For China, the economic crisis is over. After more than a year of decline amid the global recession, the country's exports are growing again. In December, they were up almost 20 per cent on 2008. The European Union's exports are still 20 per cent down.
Given this contrast, China's good news will trigger a fresh wave of attacks on Beijing's exchange-rate policies. Having kept the national currency cheap for years by buying hundreds of billions of US dollars with freshly printed yuan, China has maintained an unbeatable price advantage for its exporters.
The dire state of the domestic labour market will pave the way for a new round of China-bashing in the US. There is a growing feeling that China is delivering consumer goods that could just as well be produced by unemployed American workers. During the 2001 recession, the US Congress debated placing a whopping 27.5 per cent punitive tariff on Chinese goods, should Beijing continue to resist appreciation.
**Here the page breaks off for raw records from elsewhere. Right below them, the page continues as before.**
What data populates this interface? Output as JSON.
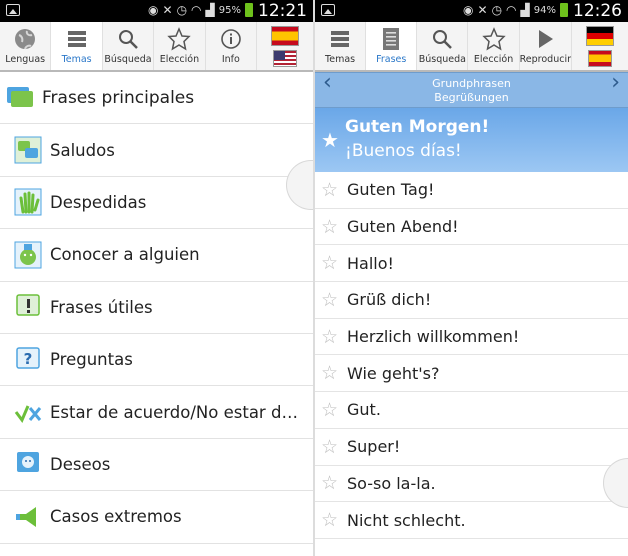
{
  "left": {
    "status": {
      "battery": "95%",
      "time": "12:21"
    },
    "toolbar": [
      {
        "label": "Lenguas",
        "icon": "globe-icon"
      },
      {
        "label": "Temas",
        "icon": "list-icon",
        "active": true
      },
      {
        "label": "Búsqueda",
        "icon": "search-icon"
      },
      {
        "label": "Elección",
        "icon": "star-icon"
      },
      {
        "label": "Info",
        "icon": "info-icon"
      }
    ],
    "header": "Frases principales",
    "items": [
      "Saludos",
      "Despedidas",
      "Conocer a alguien",
      "Frases útiles",
      "Preguntas",
      "Estar de acuerdo/No estar de a...",
      "Deseos",
      "Casos extremos"
    ]
  },
  "right": {
    "status": {
      "battery": "94%",
      "time": "12:26"
    },
    "toolbar": [
      {
        "label": "Temas",
        "icon": "list-icon"
      },
      {
        "label": "Frases",
        "icon": "document-icon",
        "active": true
      },
      {
        "label": "Búsqueda",
        "icon": "search-icon"
      },
      {
        "label": "Elección",
        "icon": "star-icon"
      },
      {
        "label": "Reproducir",
        "icon": "play-icon"
      }
    ],
    "nav": {
      "line1": "Grundphrasen",
      "line2": "Begrüßungen"
    },
    "selected": {
      "de": "Guten Morgen!",
      "es": "¡Buenos días!"
    },
    "phrases": [
      "Guten Tag!",
      "Guten Abend!",
      "Hallo!",
      "Grüß dich!",
      "Herzlich willkommen!",
      "Wie geht's?",
      "Gut.",
      "Super!",
      "So-so la-la.",
      "Nicht schlecht."
    ]
  },
  "colors": {
    "accent": "#3a8fe0",
    "selected_bg": "#6aa7e8",
    "nav_bg": "#8ab7e6"
  }
}
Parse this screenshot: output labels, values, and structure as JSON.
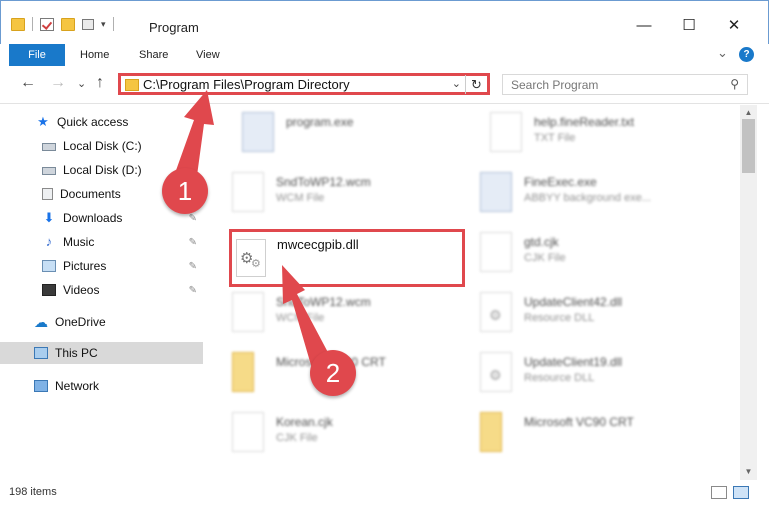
{
  "window": {
    "title": "Program",
    "minimize_glyph": "—",
    "maximize_glyph": "☐",
    "close_glyph": "✕"
  },
  "ribbon": {
    "tabs": [
      "File",
      "Home",
      "Share",
      "View"
    ],
    "expand_glyph": "⌄",
    "help_glyph": "?"
  },
  "address_bar": {
    "path": "C:\\Program Files\\Program Directory",
    "dropdown_glyph": "⌄",
    "refresh_glyph": "↻"
  },
  "search": {
    "placeholder": "Search Program",
    "icon": "search-icon"
  },
  "nav": {
    "back_glyph": "←",
    "forward_glyph": "→",
    "recent_glyph": "⌄",
    "up_glyph": "↑"
  },
  "sidebar": {
    "items": [
      {
        "label": "Quick access",
        "icon": "star-icon"
      },
      {
        "label": "Local Disk (C:)",
        "icon": "disk-icon"
      },
      {
        "label": "Local Disk (D:)",
        "icon": "disk-icon"
      },
      {
        "label": "Documents",
        "icon": "documents-icon"
      },
      {
        "label": "Downloads",
        "icon": "downloads-icon"
      },
      {
        "label": "Music",
        "icon": "music-icon"
      },
      {
        "label": "Pictures",
        "icon": "pictures-icon"
      },
      {
        "label": "Videos",
        "icon": "videos-icon"
      },
      {
        "label": "OneDrive",
        "icon": "onedrive-icon"
      },
      {
        "label": "This PC",
        "icon": "computer-icon"
      },
      {
        "label": "Network",
        "icon": "network-icon"
      }
    ],
    "pin_glyph": "📌"
  },
  "files": [
    {
      "name": "program.exe",
      "type": ""
    },
    {
      "name": "help.fineReader.txt",
      "type": "TXT File"
    },
    {
      "name": "SndToWP12.wcm",
      "type": "WCM File"
    },
    {
      "name": "FineExec.exe",
      "type": "ABBYY background exe..."
    },
    {
      "name": "gtd.cjk",
      "type": "CJK File"
    },
    {
      "name": "SndToWP12.wcm",
      "type": "WCM File"
    },
    {
      "name": "UpdateClient42.dll",
      "type": "Resource DLL"
    },
    {
      "name": "Microsoft VC90 CRT",
      "type": ""
    },
    {
      "name": "UpdateClient19.dll",
      "type": "Resource DLL"
    },
    {
      "name": "Korean.cjk",
      "type": "CJK File"
    },
    {
      "name": "Microsoft VC90 CRT",
      "type": ""
    }
  ],
  "highlighted_file": {
    "name": "mwcecgpib.dll",
    "icon": "dll-file-icon"
  },
  "annotations": {
    "step1": "1",
    "step2": "2"
  },
  "status_bar": {
    "item_count": "198 items"
  },
  "colors": {
    "accent": "#1979ca",
    "annotation_red": "#e0484d"
  }
}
Now, with unemployment at 10 per cent, the pain for US workers is much worse. It is only a matter of time before Washington acts.
However, Beijing is unlikely to budge any time soon. Although the government is eager to avoid trade conflicts with the rest of the world, one objective takes priority above all others - preventing social unrest at home. As any major rise in the yuan puts workers in the export sector at risk of losing their jobs, Beijing will only allow the currency to appreciate very slowly.
Sebastian Dullien is a professor of economics at the University of Applied Sciences, Berlin